**EXERCISE BRIEF**
From the first line to the last, copy the data below word for word.

**Dataset rows describing interfaces**

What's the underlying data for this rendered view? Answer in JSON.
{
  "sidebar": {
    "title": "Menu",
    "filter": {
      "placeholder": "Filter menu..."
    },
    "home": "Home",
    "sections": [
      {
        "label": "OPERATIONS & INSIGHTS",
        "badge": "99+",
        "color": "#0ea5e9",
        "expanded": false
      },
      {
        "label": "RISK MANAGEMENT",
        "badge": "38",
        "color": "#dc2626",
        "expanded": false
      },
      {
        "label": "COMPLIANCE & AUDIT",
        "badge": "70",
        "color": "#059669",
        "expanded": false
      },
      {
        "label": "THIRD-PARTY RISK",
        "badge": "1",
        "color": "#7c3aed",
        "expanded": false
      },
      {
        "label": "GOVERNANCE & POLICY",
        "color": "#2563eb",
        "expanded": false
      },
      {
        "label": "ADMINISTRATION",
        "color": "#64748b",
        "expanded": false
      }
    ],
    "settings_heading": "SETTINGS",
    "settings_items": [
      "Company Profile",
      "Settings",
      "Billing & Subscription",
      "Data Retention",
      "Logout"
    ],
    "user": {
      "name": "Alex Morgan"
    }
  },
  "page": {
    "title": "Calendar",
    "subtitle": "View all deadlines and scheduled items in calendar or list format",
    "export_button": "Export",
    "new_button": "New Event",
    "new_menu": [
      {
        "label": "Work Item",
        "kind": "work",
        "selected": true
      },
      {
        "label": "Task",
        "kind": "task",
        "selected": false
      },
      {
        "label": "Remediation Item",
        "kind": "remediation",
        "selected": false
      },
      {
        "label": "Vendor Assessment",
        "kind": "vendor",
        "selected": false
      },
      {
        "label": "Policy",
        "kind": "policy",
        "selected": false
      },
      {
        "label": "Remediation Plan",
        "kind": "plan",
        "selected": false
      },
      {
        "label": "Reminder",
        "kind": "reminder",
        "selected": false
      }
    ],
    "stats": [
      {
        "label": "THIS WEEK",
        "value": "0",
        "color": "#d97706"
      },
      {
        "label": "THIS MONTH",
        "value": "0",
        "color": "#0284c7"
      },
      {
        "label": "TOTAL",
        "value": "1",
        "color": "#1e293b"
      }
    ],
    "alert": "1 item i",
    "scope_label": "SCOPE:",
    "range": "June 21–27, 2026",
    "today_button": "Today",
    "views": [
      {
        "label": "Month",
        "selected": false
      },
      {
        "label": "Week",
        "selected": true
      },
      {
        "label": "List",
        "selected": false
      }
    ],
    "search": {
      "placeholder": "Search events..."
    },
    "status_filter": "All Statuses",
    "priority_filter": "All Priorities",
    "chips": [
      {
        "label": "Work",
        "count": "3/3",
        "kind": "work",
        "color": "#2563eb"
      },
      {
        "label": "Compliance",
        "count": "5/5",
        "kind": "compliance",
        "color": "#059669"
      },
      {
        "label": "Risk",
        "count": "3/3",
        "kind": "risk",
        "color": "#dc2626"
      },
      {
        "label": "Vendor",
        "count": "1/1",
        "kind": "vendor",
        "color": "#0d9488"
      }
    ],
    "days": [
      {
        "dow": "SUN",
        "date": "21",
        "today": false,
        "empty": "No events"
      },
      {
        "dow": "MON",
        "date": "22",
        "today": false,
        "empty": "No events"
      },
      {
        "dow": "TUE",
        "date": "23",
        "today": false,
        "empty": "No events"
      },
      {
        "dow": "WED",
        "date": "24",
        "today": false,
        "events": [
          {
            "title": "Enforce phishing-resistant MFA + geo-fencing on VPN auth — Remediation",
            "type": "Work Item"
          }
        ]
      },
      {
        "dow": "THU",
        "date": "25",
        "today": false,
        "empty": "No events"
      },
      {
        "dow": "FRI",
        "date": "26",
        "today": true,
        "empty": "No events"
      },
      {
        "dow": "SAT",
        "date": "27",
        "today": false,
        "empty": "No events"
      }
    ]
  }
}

**TASK ANSWER**
What's the underlying data for this rendered view? Answer in JSON.
{
  "sidebar": {
    "title": "Menu",
    "filter": {
      "placeholder": "Filter menu..."
    },
    "home": "Home",
    "sections": [
      {
        "label": "OPERATIONS & INSIGHTS",
        "badge": "99+",
        "color": "#0ea5e9",
        "expanded": false
      },
      {
        "label": "RISK MANAGEMENT",
        "badge": "38",
        "color": "#dc2626",
        "expanded": false
      },
      {
        "label": "COMPLIANCE & AUDIT",
        "badge": "70",
        "color": "#059669",
        "expanded": false
      },
      {
        "label": "THIRD-PARTY RISK",
        "badge": "1",
        "color": "#7c3aed",
        "expanded": false
      },
      {
        "label": "GOVERNANCE & POLICY",
        "color": "#2563eb",
        "expanded": false
      },
      {
        "label": "ADMINISTRATION",
        "color": "#64748b",
        "expanded": false
      }
    ],
    "settings_heading": "SETTINGS",
    "settings_items": [
      "Company Profile",
      "Settings",
      "Billing & Subscription",
      "Data Retention",
      "Logout"
    ],
    "user": {
      "name": "Alex Morgan"
    }
  },
  "page": {
    "title": "Calendar",
    "subtitle": "View all deadlines and scheduled items in calendar or list format",
    "export_button": "Export",
    "new_button": "New Event",
    "new_menu": [
      {
        "label": "Work Item",
        "kind": "work",
        "selected": true
      },
      {
        "label": "Task",
        "kind": "task",
        "selected": false
      },
      {
        "label": "Remediation Item",
        "kind": "remediation",
        "selected": false
      },
      {
        "label": "Vendor Assessment",
        "kind": "vendor",
        "selected": false
      },
      {
        "label": "Policy",
        "kind": "policy",
        "selected": false
      },
      {
        "label": "Remediation Plan",
        "kind": "plan",
        "selected": false
      },
      {
        "label": "Reminder",
        "kind": "reminder",
        "selected": false
      }
    ],
    "stats": [
      {
        "label": "THIS WEEK",
        "value": "0",
        "color": "#d97706"
      },
      {
        "label": "THIS MONTH",
        "value": "0",
        "color": "#0284c7"
      },
      {
        "label": "TOTAL",
        "value": "1",
        "color": "#1e293b"
      }
    ],
    "alert": "1 item i",
    "scope_label": "SCOPE:",
    "range": "June 21–27, 2026",
    "today_button": "Today",
    "views": [
      {
        "label": "Month",
        "selected": false
      },
      {
        "label": "Week",
        "selected": true
      },
      {
        "label": "List",
        "selected": false
      }
    ],
    "search": {
      "placeholder": "Search events..."
    },
    "status_filter": "All Statuses",
    "priority_filter": "All Priorities",
    "chips": [
      {
        "label": "Work",
        "count": "3/3",
        "kind": "work",
        "color": "#2563eb"
      },
      {
        "label": "Compliance",
        "count": "5/5",
        "kind": "compliance",
        "color": "#059669"
      },
      {
        "label": "Risk",
        "count": "3/3",
        "kind": "risk",
        "color": "#dc2626"
      },
      {
        "label": "Vendor",
        "count": "1/1",
        "kind": "vendor",
        "color": "#0d9488"
      }
    ],
    "days": [
      {
        "dow": "SUN",
        "date": "21",
        "today": false,
        "empty": "No events"
      },
      {
        "dow": "MON",
        "date": "22",
        "today": false,
        "empty": "No events"
      },
      {
        "dow": "TUE",
        "date": "23",
        "today": false,
        "empty": "No events"
      },
      {
        "dow": "WED",
        "date": "24",
        "today": false,
        "events": [
          {
            "title": "Enforce phishing-resistant MFA + geo-fencing on VPN auth — Remediation",
            "type": "Work Item"
          }
        ]
      },
      {
        "dow": "THU",
        "date": "25",
        "today": false,
        "empty": "No events"
      },
      {
        "dow": "FRI",
        "date": "26",
        "today": true,
        "empty": "No events"
      },
      {
        "dow": "SAT",
        "date": "27",
        "today": false,
        "empty": "No events"
      }
    ]
  }
}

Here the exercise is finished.